- Personal or Group Shelter: If in a group, consider building a shared shelter for added warmth.
One of the simplest shelter designs is the lean-to. Find a downed tree at an angle or prop a large branch securely against a standing tree. Secure with cordage or vines, and layer smaller branches and debris for insulation and waterproofing.
Mastering the Art of Fire-Making
Fire is a vital survival tool, offering warmth, a means to cook food, and a signal for rescue. While carrying fire-starting devices is wise, knowing how to start a fire without them is a valuable skill. Begin with small tinder and gradually add larger sticks and logs as the fire builds. Fire not only serves practical purposes but also boosts morale and a sense of security.

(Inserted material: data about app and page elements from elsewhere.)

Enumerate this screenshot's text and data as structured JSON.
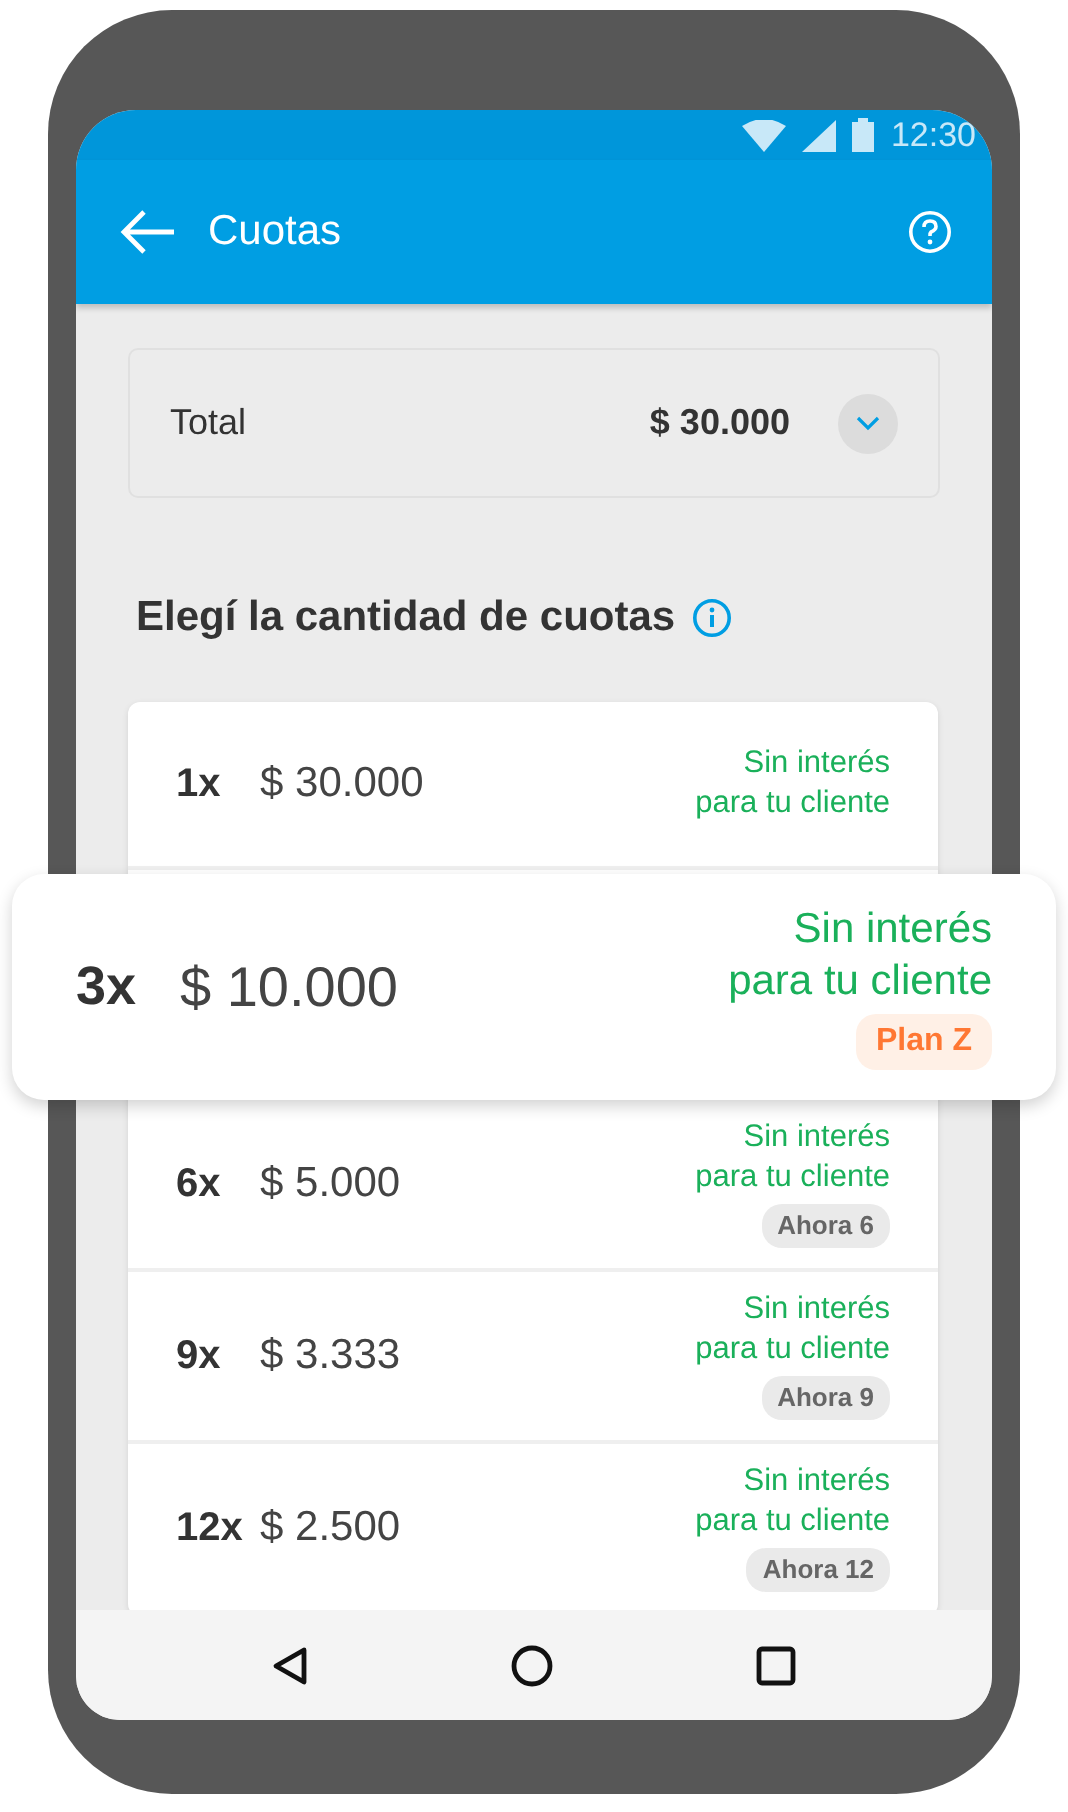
{
  "status_bar": {
    "time": "12:30"
  },
  "app_bar": {
    "title": "Cuotas"
  },
  "total": {
    "label": "Total",
    "amount": "$ 30.000",
    "expanded": false
  },
  "heading": "Elegí la cantidad de cuotas",
  "installments": [
    {
      "count": "1x",
      "amount": "$ 30.000",
      "note": "Sin interés\npara tu cliente",
      "selected": false
    },
    {
      "count": "3x",
      "amount": "$ 10.000",
      "note": "Sin interés\npara tu cliente",
      "badge": {
        "label": "Plan Z",
        "kind": "promo"
      },
      "selected": true
    },
    {
      "count": "6x",
      "amount": "$ 5.000",
      "note": "Sin interés\npara tu cliente",
      "badge": {
        "label": "Ahora 6",
        "kind": "plan"
      },
      "selected": false
    },
    {
      "count": "9x",
      "amount": "$ 3.333",
      "note": "Sin interés\npara tu cliente",
      "badge": {
        "label": "Ahora 9",
        "kind": "plan"
      },
      "selected": false
    },
    {
      "count": "12x",
      "amount": "$ 2.500",
      "note": "Sin interés\npara tu cliente",
      "badge": {
        "label": "Ahora 12",
        "kind": "plan"
      },
      "selected": false
    }
  ]
}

Pro Tip: Any time I know I’m going to be venturing out in the woods, I carry a plasma lighter. Always. An electric arc is used to start the fire, and this is not affected by rain or wind. The temperature of that arc is over 2000°F (about 1100°C), hot enough to set just about anything you want ablaze. They use no fuel and are far less likely to have issues at high altitudes or extremely low temperatures. Get a blaze orange one so you can find it quickly when you need it.
Ok, so this piece was supposed to be about surviving without technology. You still have to know how to start a fire in the wilderness if you accidentally leave your plasma lighter at home. I’ll leave the details of that for another day.
Quenching Your Thirst: Finding Clean Water
Water is essential for survival but must be clean and safe to drink. If possible, boiling water is the best method, but other sources can suffice in dire circumstances. Rain, snow, and dew can be collected using fabric like a bandana. Some vines and cacti contain drinkable water when wrung out. Prioritize locating a freshwater source and remember to stay hydrated.
Foraging for Food: Nature’s Pantry
While finding food might seem daunting, it’s essential for sustenance. Familiarize yourself with edible plants in your environment and prioritize small, easily caught prey. Avoid expending excess energy on large game unless you have suitable tools. Some survival-friendly plants include:
- Cattails: Nearly all parts of the cattail are edible and can provide nourishment.
- Conifers: The inner bark of most cone-bearing trees is a source of calories and starches.
- Oak trees: Acorns can be eaten after removing bitter tannic acids through leaching or boiling.
Survival foods may not compare to gourmet meals, but they can sustain you until help arrives.
Pro Tip: If you only expect to be away from home for an hour or two, don’t go munching on mother nature. Use common sense. Remember, obtaining potable water is a priority before munching on nuts. If it does come to the point where you have to count on Mother Nature for sustenance, it is best to train yourself up first with books like this so you have a good idea of how to go about it. Always take a small amount of what you are about to consume and put it between your cheek and gum, letting it sit there for a few minutes to see if it causes any ill effects.
The Power of the Human Mind
While mastering essential survival skills is vital, the most potent tool you possess is your mind. Staying positive, focused, and adaptive is critical in any survival situation. As Tom Hanks aptly put it, “That’s the lump three feet above your ass.” Keeping a level head and a determined spirit can make all the difference.
Education and Preparation: Your Best Allies
While this article provides a glimpse into survival skills, there’s no substitute for hands-on learning. Seek out outdoor survival courses to enhance your knowledge and practical abilities. One such course, led by former Special Forces officer Mykel Hawke, offers valuable insights into surviving in the wild. Courses like these can equip you with the skills and confidence needed to navigate challenging scenarios.
In a world where technology has become an integral part of our lives, the importance of basic survival skills cannot be overstated. While we hope never to find ourselves in a dire situation, being prepared with the ability to build a shelter, start a fire, find water, and source food can mean the difference between succumbing to the elements and emerging victorious. So, stay safe, stay prepared, and never underestimate the power of your own resourcefulness.